**Task requirements**. Exactly as given, write out all the entries again.

**Provided information**.
◆ ◆ ◆

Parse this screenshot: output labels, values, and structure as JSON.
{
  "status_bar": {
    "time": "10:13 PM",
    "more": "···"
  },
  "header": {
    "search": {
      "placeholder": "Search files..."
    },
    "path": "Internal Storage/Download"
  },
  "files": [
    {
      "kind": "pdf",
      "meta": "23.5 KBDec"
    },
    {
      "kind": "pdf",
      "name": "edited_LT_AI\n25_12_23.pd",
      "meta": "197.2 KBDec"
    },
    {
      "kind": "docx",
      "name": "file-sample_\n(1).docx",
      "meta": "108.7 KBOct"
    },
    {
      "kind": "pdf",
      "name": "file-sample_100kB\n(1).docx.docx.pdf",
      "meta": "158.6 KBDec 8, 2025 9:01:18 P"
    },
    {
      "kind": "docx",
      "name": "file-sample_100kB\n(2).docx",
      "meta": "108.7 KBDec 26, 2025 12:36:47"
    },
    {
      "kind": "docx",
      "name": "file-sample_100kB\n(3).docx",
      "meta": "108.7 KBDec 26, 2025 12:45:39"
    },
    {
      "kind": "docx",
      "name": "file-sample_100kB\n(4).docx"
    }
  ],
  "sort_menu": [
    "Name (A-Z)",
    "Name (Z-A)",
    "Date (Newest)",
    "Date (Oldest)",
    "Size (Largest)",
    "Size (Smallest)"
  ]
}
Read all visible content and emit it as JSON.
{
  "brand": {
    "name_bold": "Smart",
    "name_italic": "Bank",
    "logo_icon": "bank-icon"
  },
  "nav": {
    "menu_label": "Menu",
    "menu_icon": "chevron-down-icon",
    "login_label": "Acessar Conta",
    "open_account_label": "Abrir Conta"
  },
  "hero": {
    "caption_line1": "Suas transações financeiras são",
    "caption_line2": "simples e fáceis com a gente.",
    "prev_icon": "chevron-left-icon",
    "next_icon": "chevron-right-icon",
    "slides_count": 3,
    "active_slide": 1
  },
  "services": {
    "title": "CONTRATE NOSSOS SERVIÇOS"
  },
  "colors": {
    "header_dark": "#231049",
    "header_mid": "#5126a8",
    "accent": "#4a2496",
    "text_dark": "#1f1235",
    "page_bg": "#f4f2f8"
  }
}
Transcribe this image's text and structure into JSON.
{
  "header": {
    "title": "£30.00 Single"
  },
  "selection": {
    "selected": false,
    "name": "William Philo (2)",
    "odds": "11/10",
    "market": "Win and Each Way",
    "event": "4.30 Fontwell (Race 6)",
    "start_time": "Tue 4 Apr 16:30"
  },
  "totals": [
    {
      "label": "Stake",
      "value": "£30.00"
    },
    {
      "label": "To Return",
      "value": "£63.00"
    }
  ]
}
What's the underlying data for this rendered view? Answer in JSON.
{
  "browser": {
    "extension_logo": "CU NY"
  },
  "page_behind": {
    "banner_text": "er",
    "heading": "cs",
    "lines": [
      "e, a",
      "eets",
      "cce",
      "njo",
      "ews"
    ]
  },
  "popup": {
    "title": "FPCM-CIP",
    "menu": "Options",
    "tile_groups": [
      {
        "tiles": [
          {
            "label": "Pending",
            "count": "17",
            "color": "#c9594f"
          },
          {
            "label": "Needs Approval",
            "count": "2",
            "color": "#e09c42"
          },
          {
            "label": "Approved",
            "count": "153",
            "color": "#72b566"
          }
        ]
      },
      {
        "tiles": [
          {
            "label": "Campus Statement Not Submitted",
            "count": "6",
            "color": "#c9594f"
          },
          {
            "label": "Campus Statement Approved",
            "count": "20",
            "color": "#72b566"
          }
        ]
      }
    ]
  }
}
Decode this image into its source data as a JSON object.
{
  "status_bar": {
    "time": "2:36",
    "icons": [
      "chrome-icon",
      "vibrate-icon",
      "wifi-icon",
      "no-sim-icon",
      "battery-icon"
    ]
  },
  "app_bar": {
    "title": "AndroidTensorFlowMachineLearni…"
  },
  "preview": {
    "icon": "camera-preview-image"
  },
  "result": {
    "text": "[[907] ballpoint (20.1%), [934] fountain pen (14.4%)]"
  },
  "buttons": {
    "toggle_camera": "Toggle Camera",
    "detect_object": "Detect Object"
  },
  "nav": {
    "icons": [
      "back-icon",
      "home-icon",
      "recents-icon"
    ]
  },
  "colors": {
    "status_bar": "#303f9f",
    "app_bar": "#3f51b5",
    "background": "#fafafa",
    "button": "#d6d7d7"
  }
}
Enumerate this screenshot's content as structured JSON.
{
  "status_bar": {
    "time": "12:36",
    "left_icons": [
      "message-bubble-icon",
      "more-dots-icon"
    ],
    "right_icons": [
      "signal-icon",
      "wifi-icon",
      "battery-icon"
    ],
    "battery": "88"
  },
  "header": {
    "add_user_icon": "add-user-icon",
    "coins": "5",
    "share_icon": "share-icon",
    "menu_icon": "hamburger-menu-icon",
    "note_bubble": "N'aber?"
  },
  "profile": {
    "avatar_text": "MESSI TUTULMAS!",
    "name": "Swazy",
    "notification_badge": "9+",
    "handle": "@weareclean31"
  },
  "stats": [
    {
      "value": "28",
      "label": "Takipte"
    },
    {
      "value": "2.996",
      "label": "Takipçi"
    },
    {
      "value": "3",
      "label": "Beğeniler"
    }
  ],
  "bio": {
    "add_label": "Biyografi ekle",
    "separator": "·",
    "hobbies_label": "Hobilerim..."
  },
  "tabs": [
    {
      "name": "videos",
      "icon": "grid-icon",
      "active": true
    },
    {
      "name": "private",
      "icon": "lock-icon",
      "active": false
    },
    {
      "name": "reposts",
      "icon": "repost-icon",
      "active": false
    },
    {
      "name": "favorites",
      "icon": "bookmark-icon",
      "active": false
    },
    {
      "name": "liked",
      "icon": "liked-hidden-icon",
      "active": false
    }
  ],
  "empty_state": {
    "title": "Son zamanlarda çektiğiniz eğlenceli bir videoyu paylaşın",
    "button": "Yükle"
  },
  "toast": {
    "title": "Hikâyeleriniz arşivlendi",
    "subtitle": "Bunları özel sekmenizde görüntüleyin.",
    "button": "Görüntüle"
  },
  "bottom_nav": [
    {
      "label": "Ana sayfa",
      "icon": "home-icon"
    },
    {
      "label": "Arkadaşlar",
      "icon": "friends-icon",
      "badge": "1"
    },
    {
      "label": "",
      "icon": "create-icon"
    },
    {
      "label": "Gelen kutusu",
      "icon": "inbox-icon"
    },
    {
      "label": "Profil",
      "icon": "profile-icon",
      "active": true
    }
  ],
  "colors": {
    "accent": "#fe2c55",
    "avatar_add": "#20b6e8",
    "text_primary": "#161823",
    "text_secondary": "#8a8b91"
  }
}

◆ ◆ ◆

**Response**.
Parse this screenshot: output labels, values, and structure as JSON.
{
  "status_bar": {
    "time": "10:13 PM",
    "more": "···"
  },
  "header": {
    "search": {
      "placeholder": "Search files..."
    },
    "path": "Internal Storage/Download"
  },
  "files": [
    {
      "kind": "pdf",
      "meta": "23.5 KBDec"
    },
    {
      "kind": "pdf",
      "name": "edited_LT_AI\n25_12_23.pd",
      "meta": "197.2 KBDec"
    },
    {
      "kind": "docx",
      "name": "file-sample_\n(1).docx",
      "meta": "108.7 KBOct"
    },
    {
      "kind": "pdf",
      "name": "file-sample_100kB\n(1).docx.docx.pdf",
      "meta": "158.6 KBDec 8, 2025 9:01:18 P"
    },
    {
      "kind": "docx",
      "name": "file-sample_100kB\n(2).docx",
      "meta": "108.7 KBDec 26, 2025 12:36:47"
    },
    {
      "kind": "docx",
      "name": "file-sample_100kB\n(3).docx",
      "meta": "108.7 KBDec 26, 2025 12:45:39"
    },
    {
      "kind": "docx",
      "name": "file-sample_100kB\n(4).docx"
    }
  ],
  "sort_menu": [
    "Name (A-Z)",
    "Name (Z-A)",
    "Date (Newest)",
    "Date (Oldest)",
    "Size (Largest)",
    "Size (Smallest)"
  ]
}
Read all visible content and emit it as JSON.
{
  "brand": {
    "name_bold": "Smart",
    "name_italic": "Bank",
    "logo_icon": "bank-icon"
  },
  "nav": {
    "menu_label": "Menu",
    "menu_icon": "chevron-down-icon",
    "login_label": "Acessar Conta",
    "open_account_label": "Abrir Conta"
  },
  "hero": {
    "caption_line1": "Suas transações financeiras são",
    "caption_line2": "simples e fáceis com a gente.",
    "prev_icon": "chevron-left-icon",
    "next_icon": "chevron-right-icon",
    "slides_count": 3,
    "active_slide": 1
  },
  "services": {
    "title": "CONTRATE NOSSOS SERVIÇOS"
  },
  "colors": {
    "header_dark": "#231049",
    "header_mid": "#5126a8",
    "accent": "#4a2496",
    "text_dark": "#1f1235",
    "page_bg": "#f4f2f8"
  }
}
Transcribe this image's text and structure into JSON.
{
  "header": {
    "title": "£30.00 Single"
  },
  "selection": {
    "selected": false,
    "name": "William Philo (2)",
    "odds": "11/10",
    "market": "Win and Each Way",
    "event": "4.30 Fontwell (Race 6)",
    "start_time": "Tue 4 Apr 16:30"
  },
  "totals": [
    {
      "label": "Stake",
      "value": "£30.00"
    },
    {
      "label": "To Return",
      "value": "£63.00"
    }
  ]
}
What's the underlying data for this rendered view? Answer in JSON.
{
  "browser": {
    "extension_logo": "CU NY"
  },
  "page_behind": {
    "banner_text": "er",
    "heading": "cs",
    "lines": [
      "e, a",
      "eets",
      "cce",
      "njo",
      "ews"
    ]
  },
  "popup": {
    "title": "FPCM-CIP",
    "menu": "Options",
    "tile_groups": [
      {
        "tiles": [
          {
            "label": "Pending",
            "count": "17",
            "color": "#c9594f"
          },
          {
            "label": "Needs Approval",
            "count": "2",
            "color": "#e09c42"
          },
          {
            "label": "Approved",
            "count": "153",
            "color": "#72b566"
          }
        ]
      },
      {
        "tiles": [
          {
            "label": "Campus Statement Not Submitted",
            "count": "6",
            "color": "#c9594f"
          },
          {
            "label": "Campus Statement Approved",
            "count": "20",
            "color": "#72b566"
          }
        ]
      }
    ]
  }
}
Decode this image into its source data as a JSON object.
{
  "status_bar": {
    "time": "2:36",
    "icons": [
      "chrome-icon",
      "vibrate-icon",
      "wifi-icon",
      "no-sim-icon",
      "battery-icon"
    ]
  },
  "app_bar": {
    "title": "AndroidTensorFlowMachineLearni…"
  },
  "preview": {
    "icon": "camera-preview-image"
  },
  "result": {
    "text": "[[907] ballpoint (20.1%), [934] fountain pen (14.4%)]"
  },
  "buttons": {
    "toggle_camera": "Toggle Camera",
    "detect_object": "Detect Object"
  },
  "nav": {
    "icons": [
      "back-icon",
      "home-icon",
      "recents-icon"
    ]
  },
  "colors": {
    "status_bar": "#303f9f",
    "app_bar": "#3f51b5",
    "background": "#fafafa",
    "button": "#d6d7d7"
  }
}
Enumerate this screenshot's content as structured JSON.
{
  "status_bar": {
    "time": "12:36",
    "left_icons": [
      "message-bubble-icon",
      "more-dots-icon"
    ],
    "right_icons": [
      "signal-icon",
      "wifi-icon",
      "battery-icon"
    ],
    "battery": "88"
  },
  "header": {
    "add_user_icon": "add-user-icon",
    "coins": "5",
    "share_icon": "share-icon",
    "menu_icon": "hamburger-menu-icon",
    "note_bubble": "N'aber?"
  },
  "profile": {
    "avatar_text": "MESSI TUTULMAS!",
    "name": "Swazy",
    "notification_badge": "9+",
    "handle": "@weareclean31"
  },
  "stats": [
    {
      "value": "28",
      "label": "Takipte"
    },
    {
      "value": "2.996",
      "label": "Takipçi"
    },
    {
      "value": "3",
      "label": "Beğeniler"
    }
  ],
  "bio": {
    "add_label": "Biyografi ekle",
    "separator": "·",
    "hobbies_label": "Hobilerim..."
  },
  "tabs": [
    {
      "name": "videos",
      "icon": "grid-icon",
      "active": true
    },
    {
      "name": "private",
      "icon": "lock-icon",
      "active": false
    },
    {
      "name": "reposts",
      "icon": "repost-icon",
      "active": false
    },
    {
      "name": "favorites",
      "icon": "bookmark-icon",
      "active": false
    },
    {
      "name": "liked",
      "icon": "liked-hidden-icon",
      "active": false
    }
  ],
  "empty_state": {
    "title": "Son zamanlarda çektiğiniz eğlenceli bir videoyu paylaşın",
    "button": "Yükle"
  },
  "toast": {
    "title": "Hikâyeleriniz arşivlendi",
    "subtitle": "Bunları özel sekmenizde görüntüleyin.",
    "button": "Görüntüle"
  },
  "bottom_nav": [
    {
      "label": "Ana sayfa",
      "icon": "home-icon"
    },
    {
      "label": "Arkadaşlar",
      "icon": "friends-icon",
      "badge": "1"
    },
    {
      "label": "",
      "icon": "create-icon"
    },
    {
      "label": "Gelen kutusu",
      "icon": "inbox-icon"
    },
    {
      "label": "Profil",
      "icon": "profile-icon",
      "active": true
    }
  ],
  "colors": {
    "accent": "#fe2c55",
    "avatar_add": "#20b6e8",
    "text_primary": "#161823",
    "text_secondary": "#8a8b91"
  }
}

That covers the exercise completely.